20th February 2017 presented a good opportunity to test out the GStar-Ex3 camera on open clusters. Hitherto the emphasis had been on diffuse nebulae and similar extended deep sky objects requiring longer rather than shorter exposures. But star clusters should need exposures of only a few seconds and it would be interesting to see what the camera would produce. Ten clusters were imaged all pretty much in the same part of the sky. The maps below show where they are in relation to the Sun, all being in our local arm of the Milky Way galaxy save that M67 is well above the galaxy's plane. Click them to enlarge. As can be seen they are concentrated towards the constellations of Monoceros, Canis Major and Puppis. They differ widely in distance ranging from the nearby NGC 2516 (1,300 light years) to the distant NGC 2360 (6,150 light years).
The images below were captured using ToupSky's average-mode live stack and dark frame subtraction features. All exposures were of 5 seconds at gamma 53 using the binned resolution of 1520 x 1024 pixels. This produced a display of stars down to magnitude 15.3. The number of stacked exposures used for each image is noted in its caption.
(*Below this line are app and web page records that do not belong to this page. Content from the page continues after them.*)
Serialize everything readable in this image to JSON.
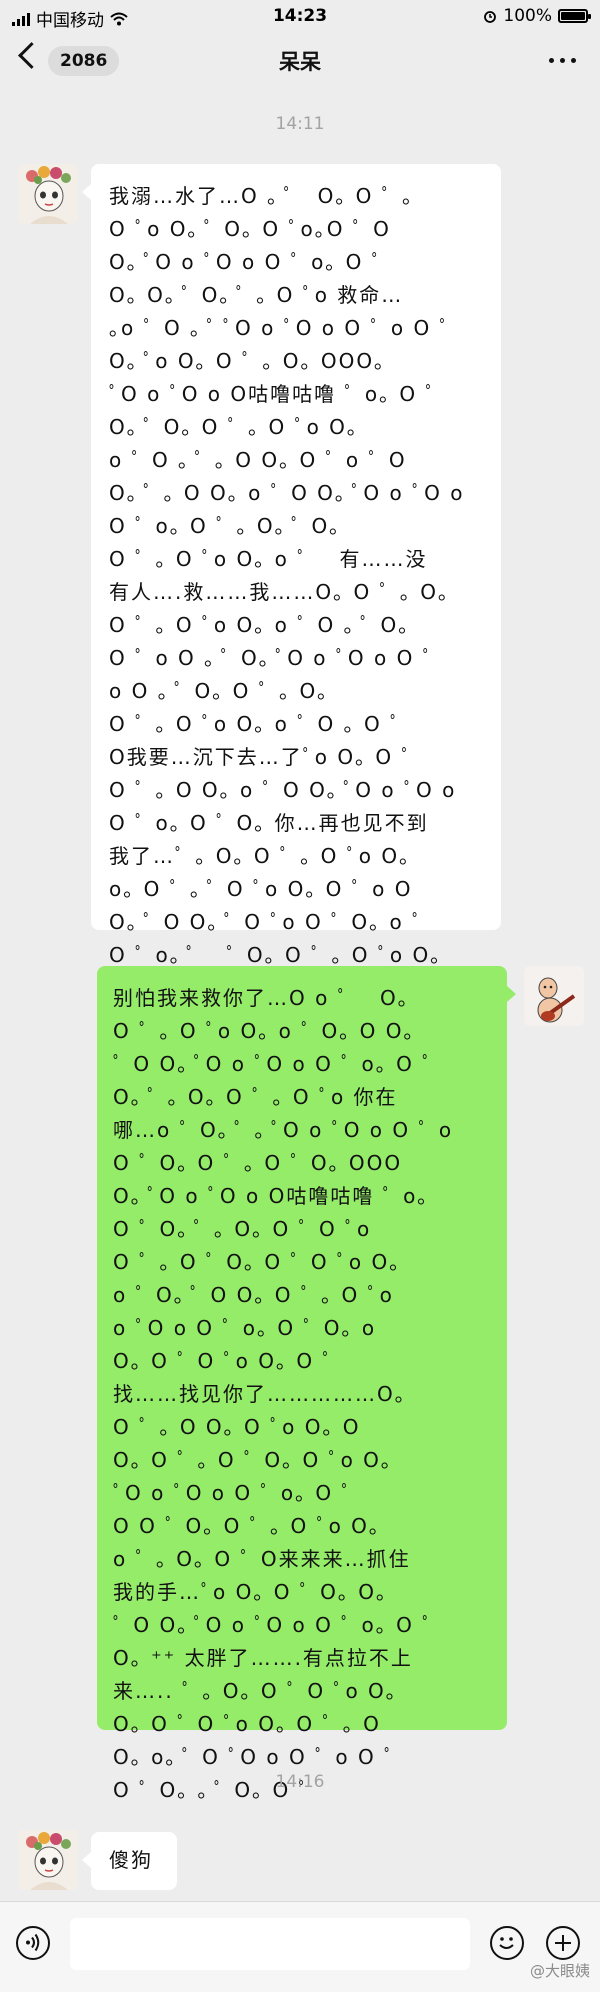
{
  "status_bar": {
    "carrier": "中国移动",
    "time": "14:23",
    "battery": "100%"
  },
  "nav": {
    "unread_count": "2086",
    "title": "呆呆"
  },
  "messages": {
    "ts1": "14:11",
    "m1_text": "我溺…水了…O ｡ ﾟ　O｡ O ﾟ ｡ \nO ﾟo O｡ ﾟ O｡ O ﾟo｡O ﾟ O\nO｡ ﾟO o ﾟO o O ﾟ o｡ O ﾟ\nO｡ O｡ ﾟ O｡ ﾟ ｡ O ﾟo 救命…\n｡o ﾟ O ｡ ﾟ ﾟO o ﾟO o O ﾟ o O ﾟ\nO｡ ﾟo O｡ O ﾟ ｡ O｡ OOO｡\nﾟO o ﾟO o O咕噜咕噜 ﾟ o｡ O ﾟ\nO｡ ﾟ O｡ O ﾟ ｡ O ﾟo O｡\no ﾟ O ｡ ﾟ ｡ O O｡ O ﾟ o ﾟ O\nO｡ ﾟ ｡ O O｡ o ﾟ O O｡ ﾟO o ﾟO o\nO ﾟ o｡ O ﾟ ｡ O｡ ﾟ O｡\nO ﾟ ｡ O ﾟo O｡ o ﾟ 　有……没\n有人….救……我……O｡ O ﾟ ｡ O｡\nO ﾟ ｡ O ﾟo O｡ o ﾟ O ｡ ﾟ O｡\nO ﾟ o O ｡ ﾟ O｡ ﾟO o ﾟO o O ﾟ\no O ｡ ﾟ O｡ O ﾟ ｡ O｡\nO ﾟ ｡ O ﾟo O｡ o ﾟ O ｡ O ﾟ\nO我要…沉下去…了ﾟo O｡ O ﾟ\nO ﾟ ｡ O O｡ o ﾟ O O｡ ﾟO o ﾟO o\nO ﾟ o｡ O ﾟ O｡ 你…再也见不到\n我了…ﾟ ｡ O｡ O ﾟ ｡ O ﾟo O｡\no｡ O ﾟ ｡ ﾟ O ﾟo O｡ O ﾟ o O\nO｡ ﾟ O O｡ ﾟ O ﾟo O ﾟ O｡ o ﾟ\nO ﾟ o｡ ﾟ 　ﾟ O｡ O ﾟ ｡ O ﾟo O｡\nO｡ o",
    "m2_text": "别怕我来救你了…O o ﾟ 　O｡\nO ﾟ ｡ O ﾟo O｡ o ﾟ O｡ O O｡\nﾟ O O｡ ﾟO o ﾟO o O ﾟ o｡ O ﾟ\nO｡ ﾟ ｡ O｡ O ﾟ ｡ O ﾟo 你在\n哪…o ﾟ O｡ ﾟ ｡ ﾟO o ﾟO o O ﾟ o\nO ﾟ O｡ O ﾟ ｡ O ﾟ O｡ OOO\nO｡ ﾟO o ﾟO o O咕噜咕噜 ﾟ o｡\nO ﾟ O｡ ﾟ ｡ O｡ O ﾟ O ﾟo\nO ﾟ ｡ O ﾟ O｡ O ﾟ O ﾟo O｡\no ﾟ O｡ ﾟ O O｡ O ﾟ ｡ O ﾟo\no ﾟO o O ﾟ o｡ O ﾟ O｡ o\nO｡ O ﾟ O ﾟo O｡ O ﾟ\n找……找见你了……………O｡\nO ﾟ ｡ O O｡ O ﾟo O｡ O\nO｡ O ﾟ ｡ O ﾟ O｡ O ﾟo O｡\nﾟO o ﾟO o O ﾟ o｡ O ﾟ\nO O ﾟ O｡ O ﾟ ｡ O ﾟo O｡\no ﾟ ｡ O｡ O ﾟ O来来来…抓住\n我的手…ﾟo O｡ O ﾟ O｡ O｡\nﾟ O O｡ ﾟO o ﾟO o O ﾟ o｡ O ﾟ\nO｡ ⁺⁺ 太胖了…….有点拉不上\n来….. ﾟ ｡ O｡ O ﾟ O ﾟo O｡\nO｡ O ﾟ O ﾟo O｡ O ﾟ ｡ O\nO｡ o｡ ﾟ O ﾟO o O ﾟ o O ﾟ\nO ﾟ O｡ ｡ ﾟ O｡ O ﾟ",
    "ts2": "14:16",
    "m3_text": "傻狗"
  },
  "watermark": "@大眼姨"
}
The images are arranged in order of distance. Click on each image to get a larger view.